Take the 2-minute tour ×
Physics Stack Exchange is a question and answer site for active researchers, academics and students of physics. It's 100% free, no registration required.

I posted this on math stack exchange but realize it is more a physics question.

I have a structure which is set up as shown in the image. A weight hangs from point A with mass $m$. Joint B is free to rotate. Joint C connects the two parts ABC and CD. It is intended to be a fixed joint so that the two parts do not move relative to each other. The end D is free to slide along the ground plane.

The problem is to calculate the torque that is trying to rotate the two parts at joint C. I need to know if the joint will be strong enough or if it will fail when too much mass $m$ is applied. In actual fact the joint C is actually a motor and I need to know if its stall torque is enough to ensure it can hold the structure stable given a designated mass $m$.

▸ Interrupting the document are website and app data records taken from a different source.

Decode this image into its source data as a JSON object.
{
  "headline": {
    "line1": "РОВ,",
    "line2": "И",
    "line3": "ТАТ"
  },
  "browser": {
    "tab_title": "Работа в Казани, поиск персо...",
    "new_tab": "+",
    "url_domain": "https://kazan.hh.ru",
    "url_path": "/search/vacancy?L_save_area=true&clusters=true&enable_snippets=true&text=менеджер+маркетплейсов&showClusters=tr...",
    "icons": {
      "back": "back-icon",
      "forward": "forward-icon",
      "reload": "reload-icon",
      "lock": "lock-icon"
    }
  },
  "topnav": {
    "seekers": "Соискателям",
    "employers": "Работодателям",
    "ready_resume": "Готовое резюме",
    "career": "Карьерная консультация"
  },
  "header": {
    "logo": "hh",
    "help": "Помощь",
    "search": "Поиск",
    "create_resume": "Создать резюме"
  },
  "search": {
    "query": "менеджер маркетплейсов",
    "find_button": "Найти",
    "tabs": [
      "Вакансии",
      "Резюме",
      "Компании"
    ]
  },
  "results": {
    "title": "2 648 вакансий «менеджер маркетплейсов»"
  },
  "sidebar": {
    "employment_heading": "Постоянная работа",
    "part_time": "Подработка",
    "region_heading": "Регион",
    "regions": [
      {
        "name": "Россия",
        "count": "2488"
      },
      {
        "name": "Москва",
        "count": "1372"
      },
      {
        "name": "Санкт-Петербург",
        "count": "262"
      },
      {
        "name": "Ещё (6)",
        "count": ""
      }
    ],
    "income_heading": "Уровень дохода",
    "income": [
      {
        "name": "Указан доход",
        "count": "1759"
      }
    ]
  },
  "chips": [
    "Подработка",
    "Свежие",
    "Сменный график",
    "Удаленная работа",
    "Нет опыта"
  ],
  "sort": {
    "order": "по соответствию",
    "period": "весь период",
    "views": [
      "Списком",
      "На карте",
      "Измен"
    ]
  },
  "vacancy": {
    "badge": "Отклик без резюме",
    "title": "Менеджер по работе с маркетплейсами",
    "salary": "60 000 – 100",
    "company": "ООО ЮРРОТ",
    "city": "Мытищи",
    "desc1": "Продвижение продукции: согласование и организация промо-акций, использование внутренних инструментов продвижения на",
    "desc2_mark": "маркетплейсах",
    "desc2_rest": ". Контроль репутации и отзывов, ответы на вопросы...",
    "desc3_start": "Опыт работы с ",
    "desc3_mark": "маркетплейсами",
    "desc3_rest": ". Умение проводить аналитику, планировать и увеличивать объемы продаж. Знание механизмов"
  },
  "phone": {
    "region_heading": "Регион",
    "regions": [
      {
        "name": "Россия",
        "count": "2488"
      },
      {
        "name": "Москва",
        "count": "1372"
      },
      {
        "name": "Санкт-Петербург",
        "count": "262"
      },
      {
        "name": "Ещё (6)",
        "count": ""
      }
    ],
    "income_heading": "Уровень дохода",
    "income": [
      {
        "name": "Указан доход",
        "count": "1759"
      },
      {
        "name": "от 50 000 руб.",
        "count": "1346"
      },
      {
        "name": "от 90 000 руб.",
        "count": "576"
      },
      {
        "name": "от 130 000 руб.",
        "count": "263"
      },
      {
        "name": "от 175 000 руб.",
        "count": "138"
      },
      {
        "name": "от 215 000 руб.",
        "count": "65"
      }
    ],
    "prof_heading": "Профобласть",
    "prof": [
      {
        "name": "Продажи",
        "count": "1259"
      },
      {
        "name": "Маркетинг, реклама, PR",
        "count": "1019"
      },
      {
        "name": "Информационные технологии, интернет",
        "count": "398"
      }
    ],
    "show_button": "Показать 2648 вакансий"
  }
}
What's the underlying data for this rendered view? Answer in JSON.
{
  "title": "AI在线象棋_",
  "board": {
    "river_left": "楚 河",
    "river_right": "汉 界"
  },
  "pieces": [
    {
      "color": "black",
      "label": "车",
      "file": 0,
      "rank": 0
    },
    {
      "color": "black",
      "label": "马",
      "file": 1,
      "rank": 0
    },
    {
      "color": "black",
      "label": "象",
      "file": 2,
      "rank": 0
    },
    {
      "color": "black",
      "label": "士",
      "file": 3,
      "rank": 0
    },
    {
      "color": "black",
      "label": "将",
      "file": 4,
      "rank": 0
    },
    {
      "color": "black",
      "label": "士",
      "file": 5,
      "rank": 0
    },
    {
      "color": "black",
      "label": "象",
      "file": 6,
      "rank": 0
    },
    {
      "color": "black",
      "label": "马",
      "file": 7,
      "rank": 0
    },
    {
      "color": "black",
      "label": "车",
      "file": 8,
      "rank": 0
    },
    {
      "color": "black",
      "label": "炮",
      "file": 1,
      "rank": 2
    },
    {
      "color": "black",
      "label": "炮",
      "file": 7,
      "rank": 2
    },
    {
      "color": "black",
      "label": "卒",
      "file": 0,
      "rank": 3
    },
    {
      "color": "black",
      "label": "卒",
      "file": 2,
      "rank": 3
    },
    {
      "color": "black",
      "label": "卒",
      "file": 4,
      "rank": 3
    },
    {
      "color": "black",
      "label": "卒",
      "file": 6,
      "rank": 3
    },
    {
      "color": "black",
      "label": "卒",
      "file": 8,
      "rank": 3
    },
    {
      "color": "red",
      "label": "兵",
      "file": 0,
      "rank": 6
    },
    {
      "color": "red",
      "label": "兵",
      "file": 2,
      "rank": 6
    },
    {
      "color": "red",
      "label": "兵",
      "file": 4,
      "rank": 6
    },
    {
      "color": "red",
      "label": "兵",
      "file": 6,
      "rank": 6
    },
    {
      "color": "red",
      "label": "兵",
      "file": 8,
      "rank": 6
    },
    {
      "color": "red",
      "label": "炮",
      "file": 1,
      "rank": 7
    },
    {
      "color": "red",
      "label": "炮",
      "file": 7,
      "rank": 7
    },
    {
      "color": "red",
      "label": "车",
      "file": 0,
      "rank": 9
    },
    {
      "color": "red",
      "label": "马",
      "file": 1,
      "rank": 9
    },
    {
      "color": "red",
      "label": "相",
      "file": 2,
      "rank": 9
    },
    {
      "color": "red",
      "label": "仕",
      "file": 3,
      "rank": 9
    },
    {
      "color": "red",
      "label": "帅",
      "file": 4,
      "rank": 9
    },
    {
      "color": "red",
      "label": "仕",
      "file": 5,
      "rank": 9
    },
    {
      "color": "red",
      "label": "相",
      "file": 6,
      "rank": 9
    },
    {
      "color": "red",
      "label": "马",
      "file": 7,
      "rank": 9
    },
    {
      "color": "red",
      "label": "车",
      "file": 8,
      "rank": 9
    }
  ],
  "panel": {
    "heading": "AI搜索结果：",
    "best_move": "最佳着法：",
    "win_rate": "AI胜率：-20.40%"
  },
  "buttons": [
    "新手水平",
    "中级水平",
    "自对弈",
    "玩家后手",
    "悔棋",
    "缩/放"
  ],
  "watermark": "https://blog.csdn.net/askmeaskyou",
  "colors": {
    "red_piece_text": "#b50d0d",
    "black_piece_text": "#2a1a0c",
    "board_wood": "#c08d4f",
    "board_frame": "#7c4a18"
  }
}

Missing from the diagram is the angle $\theta$ which is the angle between the vertical and line AB. I know that the mass produces a torque around B of $dmg \sin \theta$. I can't quite work out the torque which is trying to open up the angle BCD.

Jointed structure

share|improve this question
physics.stackexchange? –  user02138 Oct 2 '12 at 22:36
Hmm, I didnt know about that forum, but now that I check it appears that new users to physics stack exchange cant post images. –  Robotbugs Oct 2 '12 at 23:04
Thanks to the person who edited this to add the diagram from math stack exchange. –  Robotbugs Oct 3 '12 at 0:01
add comment

1 Answer

up vote 1 down vote accepted

The total force acting on the structure $ABCD$ consists of:

  1. The upward force $\hat{F}_D = F_D \hat{e}_z$ exerted by the ground at point $D$;
  2. The downward force $-mg \hat{e}_z$ exerted by gravity at point $A$;
  3. The force $\hat{F}_B$ exerted by joint $B$.

These contributions must sum to zero, so we have $\hat{F}_B = (mg - F_D)\hat{e}_z$. The total torque acting on the same structure around point $C$ consists of:

  1. The torque from the ground at point $D$, which is $q F_D$ counterclockwise;
  2. The torque from gravity at point $A$, which is $mg(d\sin\theta - p)$ clockwise;
  3. The torque from joint $B$, which is $p F_B = p(mg - F_D)$ clockwise.

These contributions must also sum to zero, from which we conclude that $$ -qF_D + mgd\sin\theta - pF_D = mgd\sin\theta - (p+q)F_D = 0, $$ or $$ F_D = \frac{mgd\sin\theta}{p+q}. $$ Finally, this means that the external torque on part $CD$ around joint $C$, which joint $C$ must counteract, is just $$\tau_{C} = q F_D = mgd\sin\theta \frac{1}{1+(p/q)}.$$

share|improve this answer
Thanks I understand, thats great. –  Robotbugs Oct 3 '12 at 2:06
add comment

Your Answer


By posting your answer, you agree to the privacy policy and terms of service.

Not the answer you're looking for? Browse other questions tagged or ask your own question.